__Given data__:

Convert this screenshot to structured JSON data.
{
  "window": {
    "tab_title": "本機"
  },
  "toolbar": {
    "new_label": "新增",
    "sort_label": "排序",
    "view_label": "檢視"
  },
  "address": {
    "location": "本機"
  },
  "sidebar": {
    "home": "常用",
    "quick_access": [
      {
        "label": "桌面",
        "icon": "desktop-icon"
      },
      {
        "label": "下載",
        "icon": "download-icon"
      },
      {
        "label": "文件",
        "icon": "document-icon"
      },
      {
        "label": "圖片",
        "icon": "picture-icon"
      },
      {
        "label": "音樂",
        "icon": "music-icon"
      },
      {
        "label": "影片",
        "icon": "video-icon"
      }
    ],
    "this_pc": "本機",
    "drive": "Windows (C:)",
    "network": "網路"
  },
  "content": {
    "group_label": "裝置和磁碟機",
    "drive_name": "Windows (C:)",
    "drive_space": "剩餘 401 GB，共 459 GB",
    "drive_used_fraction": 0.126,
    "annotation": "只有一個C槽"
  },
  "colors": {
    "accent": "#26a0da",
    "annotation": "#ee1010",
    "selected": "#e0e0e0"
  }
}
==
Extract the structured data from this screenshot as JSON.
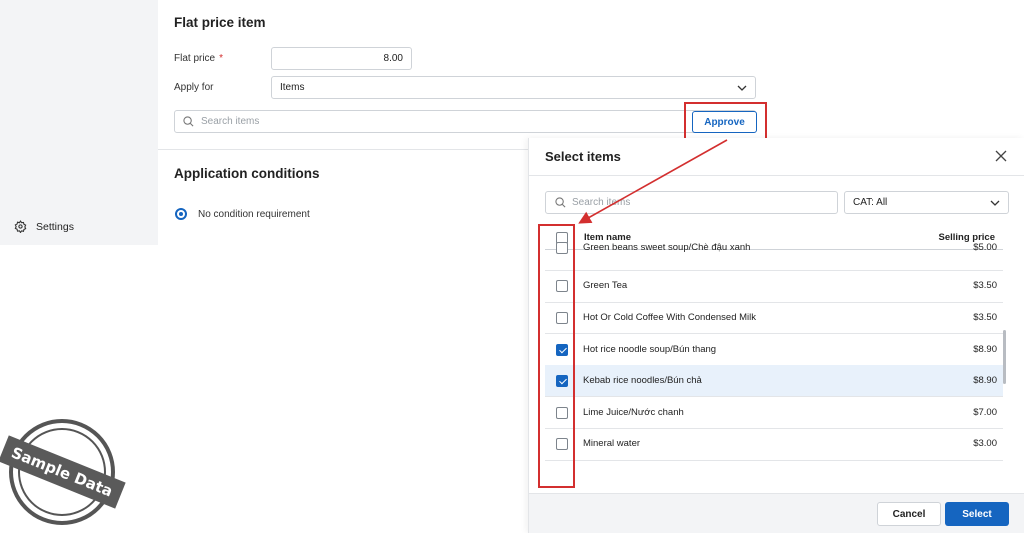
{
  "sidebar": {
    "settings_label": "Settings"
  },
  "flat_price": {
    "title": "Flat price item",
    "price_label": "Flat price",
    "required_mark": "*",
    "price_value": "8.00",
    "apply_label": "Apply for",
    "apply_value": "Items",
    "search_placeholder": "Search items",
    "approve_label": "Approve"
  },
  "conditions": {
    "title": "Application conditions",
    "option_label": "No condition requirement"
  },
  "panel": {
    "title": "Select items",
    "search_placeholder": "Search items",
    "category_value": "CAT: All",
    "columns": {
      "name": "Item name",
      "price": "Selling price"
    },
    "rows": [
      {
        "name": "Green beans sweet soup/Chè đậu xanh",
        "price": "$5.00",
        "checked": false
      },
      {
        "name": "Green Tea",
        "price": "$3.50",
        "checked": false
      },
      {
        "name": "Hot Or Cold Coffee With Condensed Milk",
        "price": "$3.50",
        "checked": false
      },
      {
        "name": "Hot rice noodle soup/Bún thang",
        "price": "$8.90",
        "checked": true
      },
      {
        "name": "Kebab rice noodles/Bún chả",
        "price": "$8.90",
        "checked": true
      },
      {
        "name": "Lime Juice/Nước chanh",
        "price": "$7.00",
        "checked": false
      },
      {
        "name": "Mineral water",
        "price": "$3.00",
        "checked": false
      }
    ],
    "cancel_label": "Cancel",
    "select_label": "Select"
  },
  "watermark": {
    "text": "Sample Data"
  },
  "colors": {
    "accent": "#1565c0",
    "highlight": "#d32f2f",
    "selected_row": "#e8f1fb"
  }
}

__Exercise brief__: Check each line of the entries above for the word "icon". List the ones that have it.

__Result of the task__:
        "icon": "desktop-icon"
        "icon": "download-icon"
        "icon": "document-icon"
        "icon": "picture-icon"
        "icon": "music-icon"
        "icon": "video-icon"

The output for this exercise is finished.